### The task
Could you repeat exactly the lines from the one containing "What data populates" through the last line of the records, with no pictures?

(Records from a data source)
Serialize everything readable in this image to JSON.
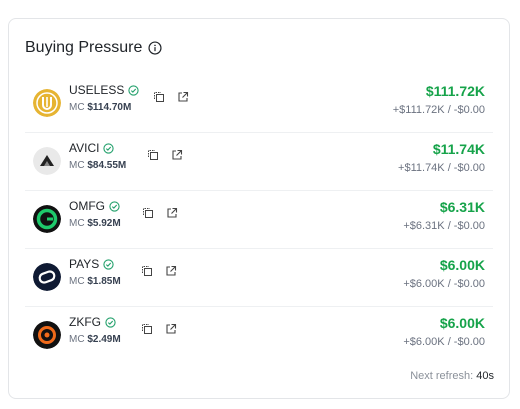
{
  "panel": {
    "title": "Buying Pressure",
    "footer_label": "Next refresh:",
    "footer_value": "40s"
  },
  "tokens": [
    {
      "symbol": "USELESS",
      "mc_label": "MC",
      "mc": "$114.70M",
      "amount": "$111.72K",
      "detail": "+$111.72K / -$0.00",
      "logo": "useless-logo",
      "accent": "#e6b432"
    },
    {
      "symbol": "AVICI",
      "mc_label": "MC",
      "mc": "$84.55M",
      "amount": "$11.74K",
      "detail": "+$11.74K / -$0.00",
      "logo": "avici-logo",
      "accent": "#e9e9e9"
    },
    {
      "symbol": "OMFG",
      "mc_label": "MC",
      "mc": "$5.92M",
      "amount": "$6.31K",
      "detail": "+$6.31K / -$0.00",
      "logo": "omfg-logo",
      "accent": "#1ec96b"
    },
    {
      "symbol": "PAYS",
      "mc_label": "MC",
      "mc": "$1.85M",
      "amount": "$6.00K",
      "detail": "+$6.00K / -$0.00",
      "logo": "pays-logo",
      "accent": "#0f1a33"
    },
    {
      "symbol": "ZKFG",
      "mc_label": "MC",
      "mc": "$2.49M",
      "amount": "$6.00K",
      "detail": "+$6.00K / -$0.00",
      "logo": "zkfg-logo",
      "accent": "#f06a1a"
    }
  ],
  "icons": {
    "info": "info-icon",
    "verified": "verified-check-icon",
    "copy": "copy-icon",
    "external": "external-link-icon"
  },
  "colors": {
    "positive": "#16a34a",
    "verified": "#22a06b",
    "muted": "#6b7280"
  }
}
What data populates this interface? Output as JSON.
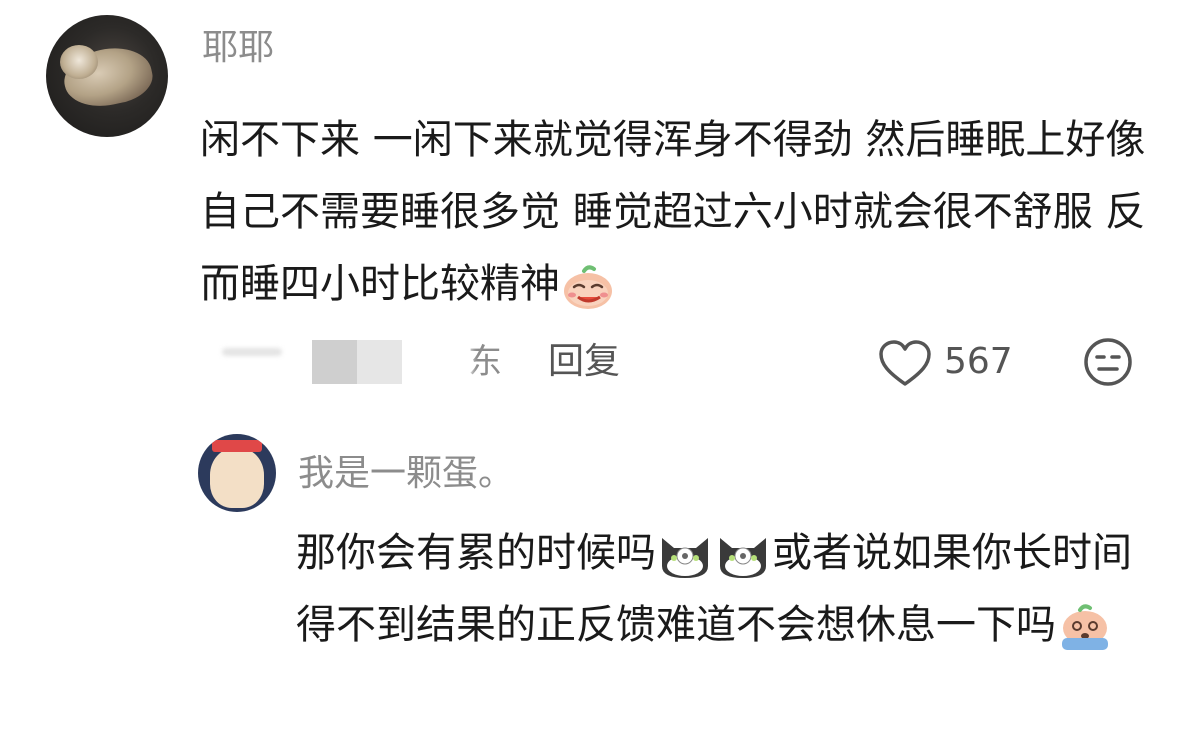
{
  "comment": {
    "username": "耶耶",
    "text": "闲不下来 一闲下来就觉得浑身不得劲 然后睡眠上好像自己不需要睡很多觉 睡觉超过六小时就会很不舒服 反而睡四小时比较精神",
    "trailing_emoji": "smirk-face-emoji",
    "location_suffix": "东",
    "reply_label": "回复",
    "like_count": "567"
  },
  "reply": {
    "username": "我是一颗蛋。",
    "text_part1": "那你会有累的时候吗",
    "inline_emoji": "cat-face-emoji",
    "text_part2": "或者说如果你长时间得不到结果的正反馈难道不会想休息一下吗",
    "trailing_emoji": "crying-face-emoji"
  },
  "colors": {
    "text_primary": "#1a1a1a",
    "text_secondary": "#8c8c8c",
    "action_text": "#555555",
    "background": "#ffffff"
  }
}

### Written solution
What data populates this interface? Output as JSON.
{
  "comment": {
    "username": "耶耶",
    "text": "闲不下来 一闲下来就觉得浑身不得劲 然后睡眠上好像自己不需要睡很多觉 睡觉超过六小时就会很不舒服 反而睡四小时比较精神",
    "trailing_emoji": "smirk-face-emoji",
    "location_suffix": "东",
    "reply_label": "回复",
    "like_count": "567"
  },
  "reply": {
    "username": "我是一颗蛋。",
    "text_part1": "那你会有累的时候吗",
    "inline_emoji": "cat-face-emoji",
    "text_part2": "或者说如果你长时间得不到结果的正反馈难道不会想休息一下吗",
    "trailing_emoji": "crying-face-emoji"
  },
  "colors": {
    "text_primary": "#1a1a1a",
    "text_secondary": "#8c8c8c",
    "action_text": "#555555",
    "background": "#ffffff"
  }
}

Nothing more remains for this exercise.